  • However, their production and distribution will take a long time.
  • First it has to be inventedNext approval – even after approval for commercial production is granted in one nation, in order for the product to be available ubiquitously, approvals will be required in every nation.
  • All nations have to be ready for instant manufacturing and marketing of the vaccine.
  • Towards this, continuous dialogue is needed among innovators, manufacturers and supply chains.
  • This demands effort by governments, private industries, and international organisations.

Do patents create roadblocks, or provide a solution?

  • Many innovations happened post COVID19 outbreak. Any of them could be the subject of patent claims worldwide.
  • There may be claims, rival claims by nationsCollaborations may also occur.
  • Patent exclusivity accepted by patent rights may be detrimental to the society.
  • During a pandemic, creating hindrances through exclusivity arguments would result in separating countries, private industries and international organisations.
  • Such hindrances won’t help patients.
  • If patent proprietors build impediments on the strength of patent rights, the world may dislike patents. This is unwarranted.

Patent Exclusivity:

  • Patents grant exclusivity in the market to the owners for a limited period.
  • This exclusivity for drugs will last for as long as the primary patent is in place, usually 20 years.
  • The primary patent applies to the therapeutic active pharmaceutical ingredient (API).

Pandemics need solutions:

  • Governments and international organizations must reach a consensus beforehand to ensure the framework is ready.
  • Under the TRIPS (TradeRelated Aspects of Intellectual Property Rights) regime, tools like compulsory licensing could ensure access to medicines.
  • However, society itself should respect innovation.
  • To protect the sanctity and integrity of patent systems, and to prevent an anti IP sentiment, answers should be found within the existing regime.

Patent pools:

  • Patent pools can be used for the collectionadministration and licensing of patents relating to particular technical areas.
  • It could be regulated by a central entity and the patents entering the pool should be readily available for licensing. Some pools could also publish payable royalty rates beforehand.
  • global pool of COVID19related innovations, or innovations related to rare pandemics, in respect of vaccines and medicines could be created.
  • Vaccines and medicines will be quickly available under this.
  • Such pooling of patents is also in line with the Doha Declaration on Public Health (a part of the TRIPS agreement).
  • This declaration recognises the need for taking measures to ‘protect public health’ and ‘promote access to medicines’.

Way forward:

  • Public Private Partnerships (PPP) should be scaled up.
  • Creation of the ‘PPP pandemic patent pool’ at a global level, to pool all innovations, is the way forward.
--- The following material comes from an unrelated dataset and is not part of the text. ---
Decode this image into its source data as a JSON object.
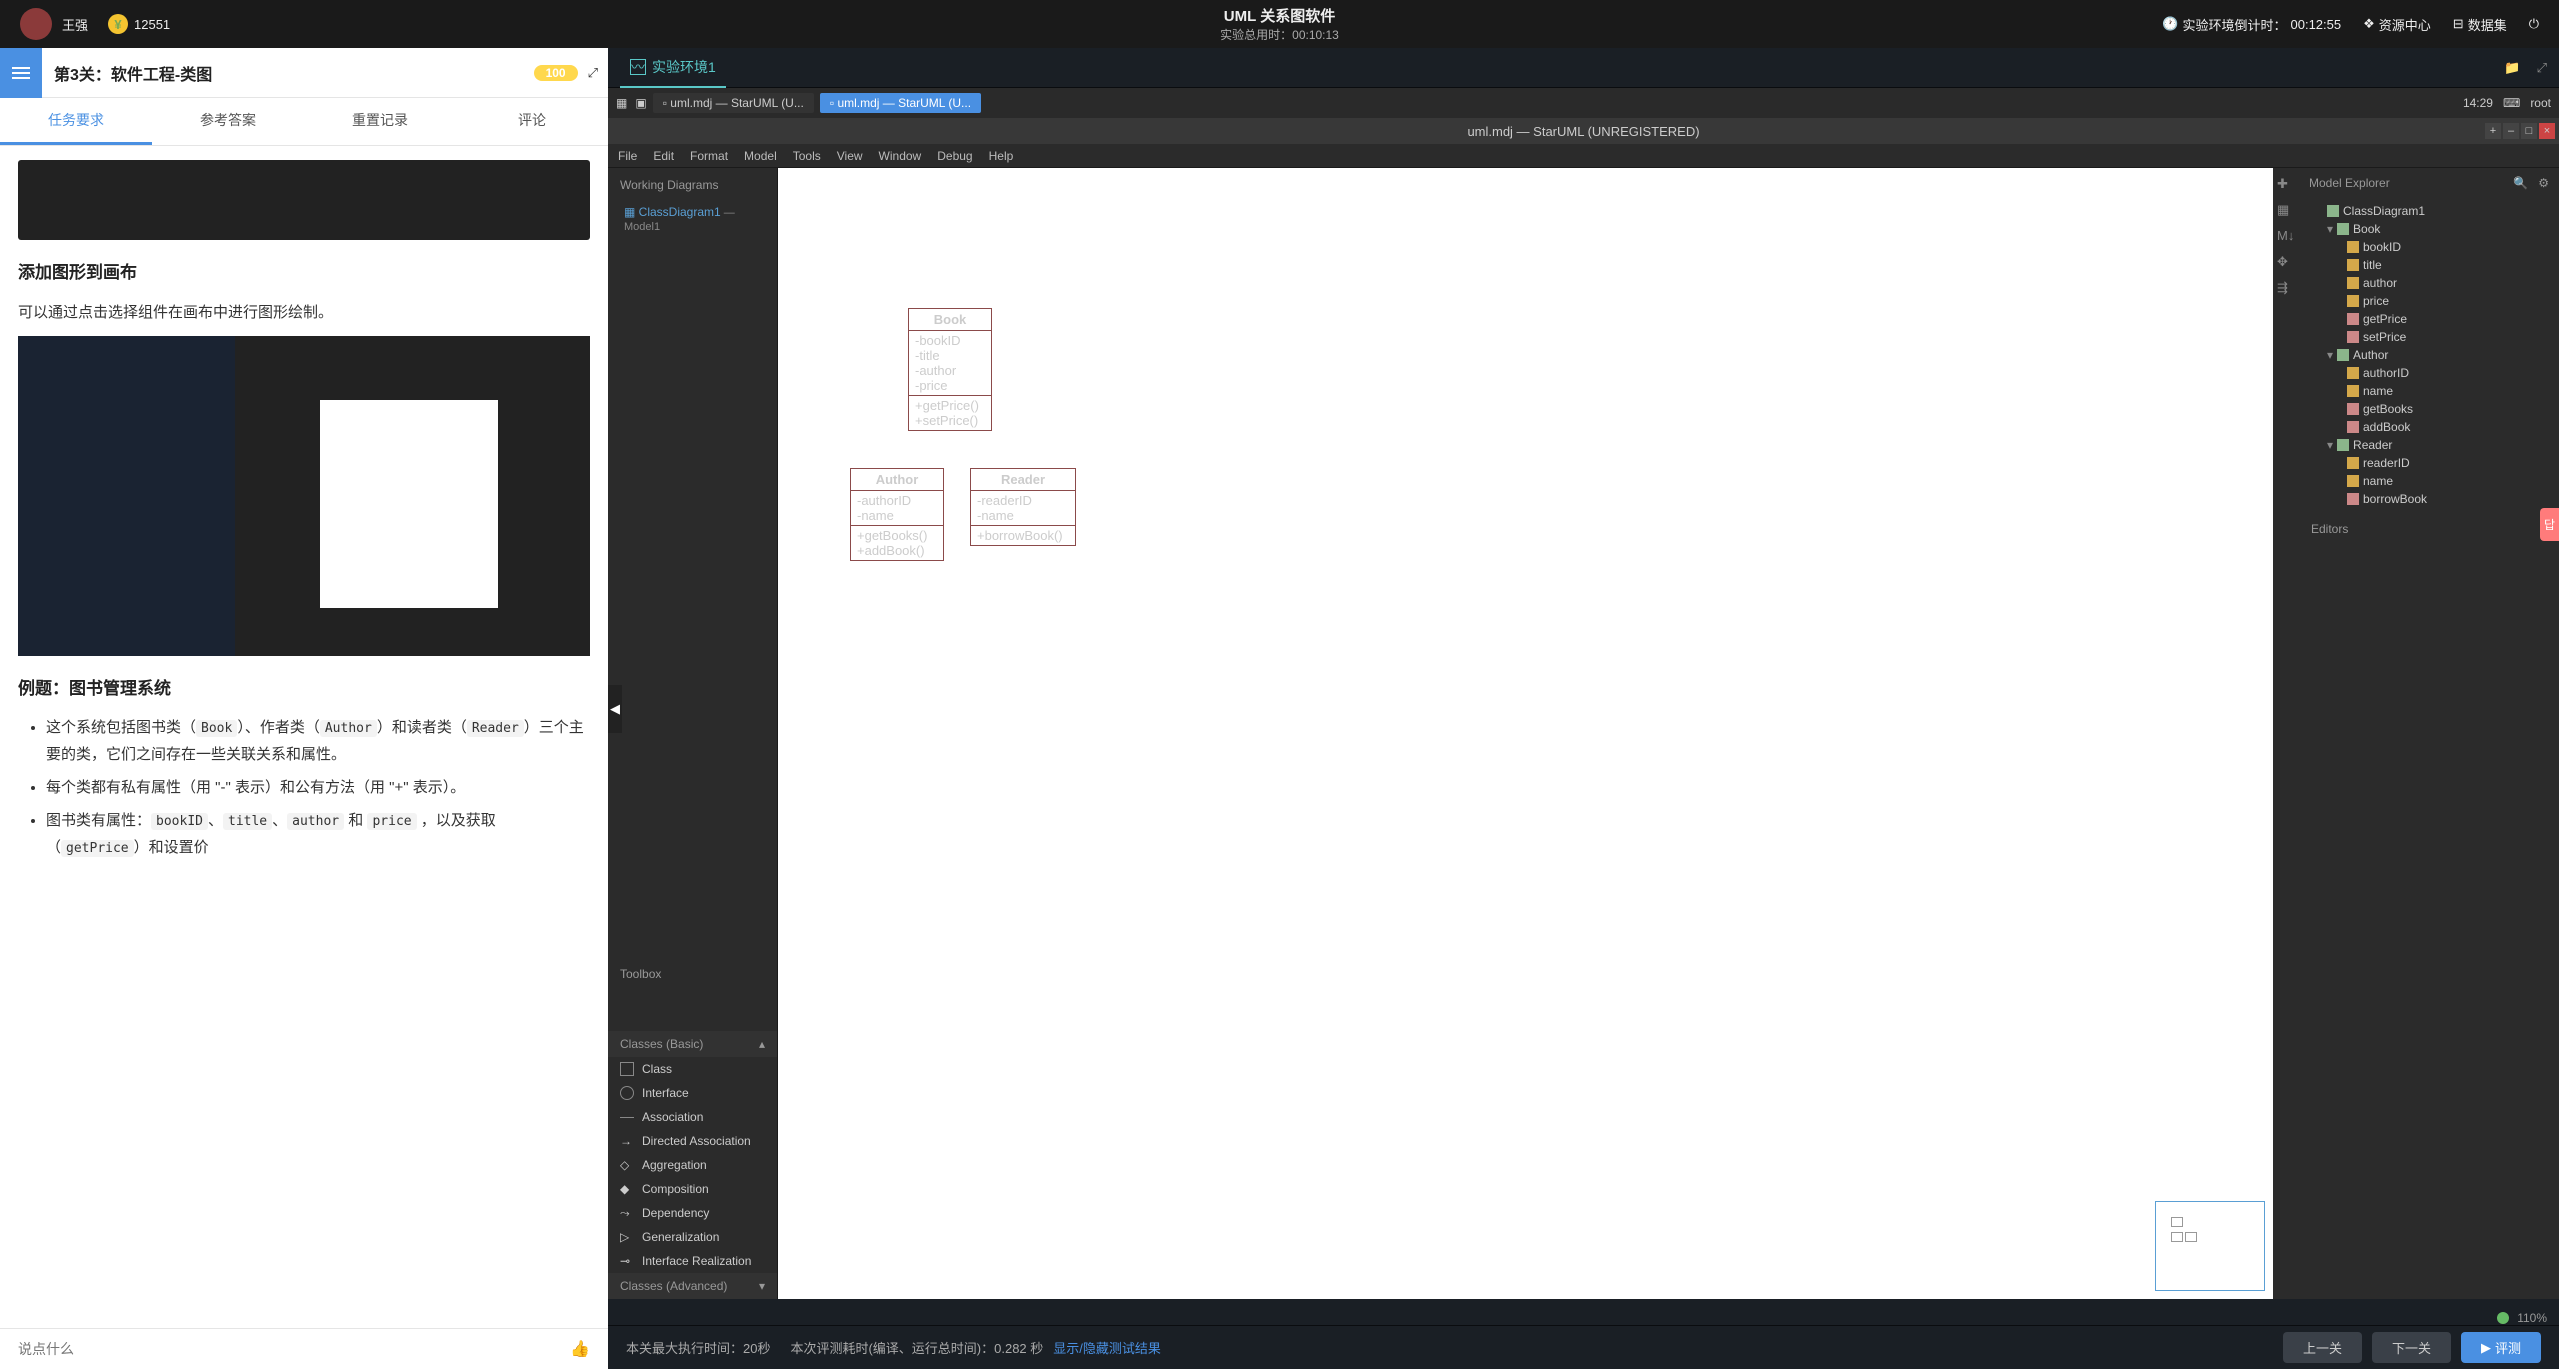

Source:” The Hindu “.

POSSIBLE UPSC CSE MAINS QUESTION:

Patent exclusivity accepted by patent rights may be detrimental to the society. Examine. Could patent pooling be a permanent solution to find vaccines during pandemics?